**MATERIAL SHOWN:**
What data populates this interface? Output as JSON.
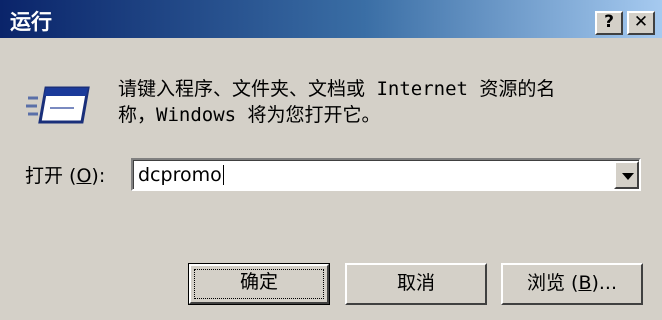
{
  "window": {
    "title": "运行",
    "help_glyph": "?",
    "close_glyph": "✕"
  },
  "content": {
    "desc_line1": "请键入程序、文件夹、文档或 Internet 资源的名",
    "desc_line2": "称，Windows 将为您打开它。",
    "open_label_prefix": "打开 (",
    "open_label_accel": "O",
    "open_label_suffix": "):",
    "command_value": "dcpromo"
  },
  "buttons": {
    "ok": "确定",
    "cancel": "取消",
    "browse_prefix": "浏览 (",
    "browse_accel": "B",
    "browse_suffix": ")..."
  },
  "colors": {
    "title_start": "#0a246a",
    "title_end": "#a6caf0",
    "face": "#d4d0c8"
  },
  "icons": {
    "run": "run-window-icon",
    "dropdown": "chevron-down-icon"
  }
}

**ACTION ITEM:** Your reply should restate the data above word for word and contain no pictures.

**YOUR SOLUTION:**
What data populates this interface? Output as JSON.
{
  "window": {
    "title": "运行",
    "help_glyph": "?",
    "close_glyph": "✕"
  },
  "content": {
    "desc_line1": "请键入程序、文件夹、文档或 Internet 资源的名",
    "desc_line2": "称，Windows 将为您打开它。",
    "open_label_prefix": "打开 (",
    "open_label_accel": "O",
    "open_label_suffix": "):",
    "command_value": "dcpromo"
  },
  "buttons": {
    "ok": "确定",
    "cancel": "取消",
    "browse_prefix": "浏览 (",
    "browse_accel": "B",
    "browse_suffix": ")..."
  },
  "colors": {
    "title_start": "#0a246a",
    "title_end": "#a6caf0",
    "face": "#d4d0c8"
  },
  "icons": {
    "run": "run-window-icon",
    "dropdown": "chevron-down-icon"
  }
}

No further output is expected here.